------ Data to process ------
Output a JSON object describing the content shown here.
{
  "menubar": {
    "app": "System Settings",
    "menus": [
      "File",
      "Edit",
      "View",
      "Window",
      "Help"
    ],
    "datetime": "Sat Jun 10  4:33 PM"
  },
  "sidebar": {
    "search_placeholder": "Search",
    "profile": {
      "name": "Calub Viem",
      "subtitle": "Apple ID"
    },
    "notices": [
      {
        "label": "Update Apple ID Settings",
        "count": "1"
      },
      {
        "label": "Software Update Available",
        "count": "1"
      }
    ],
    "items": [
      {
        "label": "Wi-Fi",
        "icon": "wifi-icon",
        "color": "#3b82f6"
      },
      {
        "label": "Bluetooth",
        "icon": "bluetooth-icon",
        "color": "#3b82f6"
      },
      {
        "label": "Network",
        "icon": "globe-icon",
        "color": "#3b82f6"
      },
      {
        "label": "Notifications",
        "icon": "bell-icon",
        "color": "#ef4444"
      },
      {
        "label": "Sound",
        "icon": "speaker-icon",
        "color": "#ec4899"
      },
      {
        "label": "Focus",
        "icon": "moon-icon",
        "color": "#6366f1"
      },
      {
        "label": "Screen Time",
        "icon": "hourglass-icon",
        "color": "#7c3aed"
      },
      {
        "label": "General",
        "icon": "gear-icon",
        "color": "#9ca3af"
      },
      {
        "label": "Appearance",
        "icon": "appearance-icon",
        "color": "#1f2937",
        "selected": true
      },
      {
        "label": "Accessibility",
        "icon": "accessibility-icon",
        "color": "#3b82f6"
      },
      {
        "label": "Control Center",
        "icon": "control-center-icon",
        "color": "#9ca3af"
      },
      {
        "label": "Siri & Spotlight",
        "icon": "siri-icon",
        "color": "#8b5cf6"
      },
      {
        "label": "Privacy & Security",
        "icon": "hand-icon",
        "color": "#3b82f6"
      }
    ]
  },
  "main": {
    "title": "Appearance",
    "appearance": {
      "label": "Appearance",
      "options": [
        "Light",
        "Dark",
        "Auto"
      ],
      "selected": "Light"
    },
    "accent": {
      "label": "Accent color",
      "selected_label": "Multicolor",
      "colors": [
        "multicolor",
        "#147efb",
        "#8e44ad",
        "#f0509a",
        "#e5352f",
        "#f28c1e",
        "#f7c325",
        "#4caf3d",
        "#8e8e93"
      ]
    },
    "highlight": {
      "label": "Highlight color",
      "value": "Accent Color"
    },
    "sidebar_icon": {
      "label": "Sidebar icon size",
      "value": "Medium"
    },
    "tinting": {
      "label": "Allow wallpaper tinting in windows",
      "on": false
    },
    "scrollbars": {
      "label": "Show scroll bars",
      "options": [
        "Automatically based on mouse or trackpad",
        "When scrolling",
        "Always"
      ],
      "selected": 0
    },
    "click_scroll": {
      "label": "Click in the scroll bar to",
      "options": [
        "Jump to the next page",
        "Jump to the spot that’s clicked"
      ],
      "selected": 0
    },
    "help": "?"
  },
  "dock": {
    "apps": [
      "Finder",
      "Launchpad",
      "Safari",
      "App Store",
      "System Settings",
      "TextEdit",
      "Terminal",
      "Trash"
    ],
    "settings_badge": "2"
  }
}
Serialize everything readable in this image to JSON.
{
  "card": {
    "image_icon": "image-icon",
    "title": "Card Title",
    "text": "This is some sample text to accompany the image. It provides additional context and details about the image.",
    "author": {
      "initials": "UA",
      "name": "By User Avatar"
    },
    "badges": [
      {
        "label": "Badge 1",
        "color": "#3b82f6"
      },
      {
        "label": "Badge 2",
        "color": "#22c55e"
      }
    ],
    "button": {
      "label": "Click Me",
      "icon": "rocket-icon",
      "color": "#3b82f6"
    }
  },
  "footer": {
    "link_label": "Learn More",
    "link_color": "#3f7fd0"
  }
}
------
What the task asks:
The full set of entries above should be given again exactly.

Result of the exercise:
Output a JSON object describing the content shown here.
{
  "menubar": {
    "app": "System Settings",
    "menus": [
      "File",
      "Edit",
      "View",
      "Window",
      "Help"
    ],
    "datetime": "Sat Jun 10  4:33 PM"
  },
  "sidebar": {
    "search_placeholder": "Search",
    "profile": {
      "name": "Calub Viem",
      "subtitle": "Apple ID"
    },
    "notices": [
      {
        "label": "Update Apple ID Settings",
        "count": "1"
      },
      {
        "label": "Software Update Available",
        "count": "1"
      }
    ],
    "items": [
      {
        "label": "Wi-Fi",
        "icon": "wifi-icon",
        "color": "#3b82f6"
      },
      {
        "label": "Bluetooth",
        "icon": "bluetooth-icon",
        "color": "#3b82f6"
      },
      {
        "label": "Network",
        "icon": "globe-icon",
        "color": "#3b82f6"
      },
      {
        "label": "Notifications",
        "icon": "bell-icon",
        "color": "#ef4444"
      },
      {
        "label": "Sound",
        "icon": "speaker-icon",
        "color": "#ec4899"
      },
      {
        "label": "Focus",
        "icon": "moon-icon",
        "color": "#6366f1"
      },
      {
        "label": "Screen Time",
        "icon": "hourglass-icon",
        "color": "#7c3aed"
      },
      {
        "label": "General",
        "icon": "gear-icon",
        "color": "#9ca3af"
      },
      {
        "label": "Appearance",
        "icon": "appearance-icon",
        "color": "#1f2937",
        "selected": true
      },
      {
        "label": "Accessibility",
        "icon": "accessibility-icon",
        "color": "#3b82f6"
      },
      {
        "label": "Control Center",
        "icon": "control-center-icon",
        "color": "#9ca3af"
      },
      {
        "label": "Siri & Spotlight",
        "icon": "siri-icon",
        "color": "#8b5cf6"
      },
      {
        "label": "Privacy & Security",
        "icon": "hand-icon",
        "color": "#3b82f6"
      }
    ]
  },
  "main": {
    "title": "Appearance",
    "appearance": {
      "label": "Appearance",
      "options": [
        "Light",
        "Dark",
        "Auto"
      ],
      "selected": "Light"
    },
    "accent": {
      "label": "Accent color",
      "selected_label": "Multicolor",
      "colors": [
        "multicolor",
        "#147efb",
        "#8e44ad",
        "#f0509a",
        "#e5352f",
        "#f28c1e",
        "#f7c325",
        "#4caf3d",
        "#8e8e93"
      ]
    },
    "highlight": {
      "label": "Highlight color",
      "value": "Accent Color"
    },
    "sidebar_icon": {
      "label": "Sidebar icon size",
      "value": "Medium"
    },
    "tinting": {
      "label": "Allow wallpaper tinting in windows",
      "on": false
    },
    "scrollbars": {
      "label": "Show scroll bars",
      "options": [
        "Automatically based on mouse or trackpad",
        "When scrolling",
        "Always"
      ],
      "selected": 0
    },
    "click_scroll": {
      "label": "Click in the scroll bar to",
      "options": [
        "Jump to the next page",
        "Jump to the spot that’s clicked"
      ],
      "selected": 0
    },
    "help": "?"
  },
  "dock": {
    "apps": [
      "Finder",
      "Launchpad",
      "Safari",
      "App Store",
      "System Settings",
      "TextEdit",
      "Terminal",
      "Trash"
    ],
    "settings_badge": "2"
  }
}
Serialize everything readable in this image to JSON.
{
  "card": {
    "image_icon": "image-icon",
    "title": "Card Title",
    "text": "This is some sample text to accompany the image. It provides additional context and details about the image.",
    "author": {
      "initials": "UA",
      "name": "By User Avatar"
    },
    "badges": [
      {
        "label": "Badge 1",
        "color": "#3b82f6"
      },
      {
        "label": "Badge 2",
        "color": "#22c55e"
      }
    ],
    "button": {
      "label": "Click Me",
      "icon": "rocket-icon",
      "color": "#3b82f6"
    }
  },
  "footer": {
    "link_label": "Learn More",
    "link_color": "#3f7fd0"
  }
}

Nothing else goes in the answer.